Some physicians believe that many of the obese nee pharmaceutical help. Yet effective anti-obesity drugs hav been in short supply since Redux and Pondimin, key ir gredients in the appetite-depressing “fen-phen” drug con bination, were pulled off the market in the fall of 1997 afte doctors linked them to potentially fatal heart problem; Fen-phen became wildly popular in the mid-1990s, wit! North American doctors writing millions of prescription for Redux (dexfenfluramine) or Pondimin (fenfluramine « along with the amphetamine-like drug phentermine. Thei withdrawal leaves no prescription weight-loss drugs on th
4 Canadian market. Proponents of natural remedies say th; g some herbal products, such as ephedrine, a plant extrae
5 that reputedly can stem hunger pangs, can help.
I Now, new drugs are on the horizon, including Meridi; 1 a Prozac-like appetite control capsule that has been aval ® able in the United States for over a year, but has yet to wii I approval from Health Canada. Another promising medic; Ö tion is awaiting clearance by U.S. and Canadian regulator;
All their lives, fat people feel that they are physically and emotionally starving'

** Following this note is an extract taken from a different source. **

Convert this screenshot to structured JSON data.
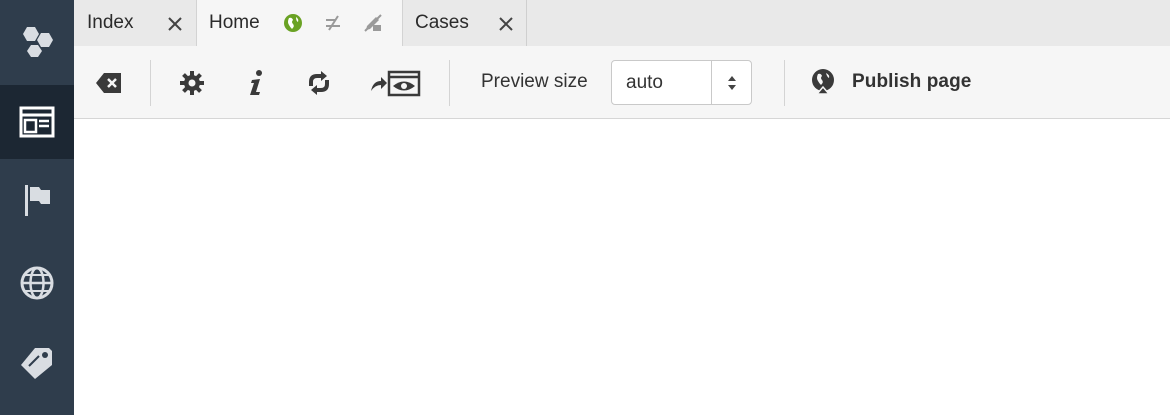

THE RISKS AND FALLACIES OF DIETING: Lerner in his Winnipeg office (top); Ciliska in Hamilton
orlistat, a drug designed to prevent the body from brea! ing down and absorbing fat. Clinical studies in Europe showed that participants lost 10 per cent of body weigh after using orlistat for a year. The drug can have nast side-effects in the form of abdominal pains and oil; stools—but some doctors think those very qualities wii help to keep people who use the drug from eating fatt foods, which make those problem worse.
In another approach, U.S. researchers are trying to de termine whether leptin injections can help take of pounds. Because fat people develop resistance to the hoi Î mone—which signals the brain about the state of th d body’s fat reserves—researchers reasoned that a leptii J boost might make them less prone to overeating. In trial £ involving 127 obese and slim patients, doctors reporta I that some—but not all—obese patients who had daily lep g tin injections lost up to 40 lb. over a six-month period.
5 A pill to cure obesity is the kind of thing Arlene Lind, aí Edmonton hospital receptionist, dreams about. “I’ve tried pretty wel every diet there ever was,” she laments. “I’ve lost weight and then pu it on again dozens of times.” She has tried drugs and even intestina bypass surgery. But despite all her efforts, the five-foot, four-inch Lint now weighs about 180 lb. “I still keep thinking I’ll find a way someda; to lose weight,” she says. But in the meantime, she has reluctanti; come to terms with her size. Like Christine Blythe and other ovei weight women, she resents “being snubbed by people who feel supe rior to me—I’d like to give them a swift kick.” But she is no longe struggling to get slim. “I’m just trying to enjoy life,” she says, “and kee] my weight stable—that would be an accomplishment in itself.” And ; worthwhile first step for the growing number of Canadians who kee] piling on unwanted pounds.
With SHAUNEMacKINLAYin Halifax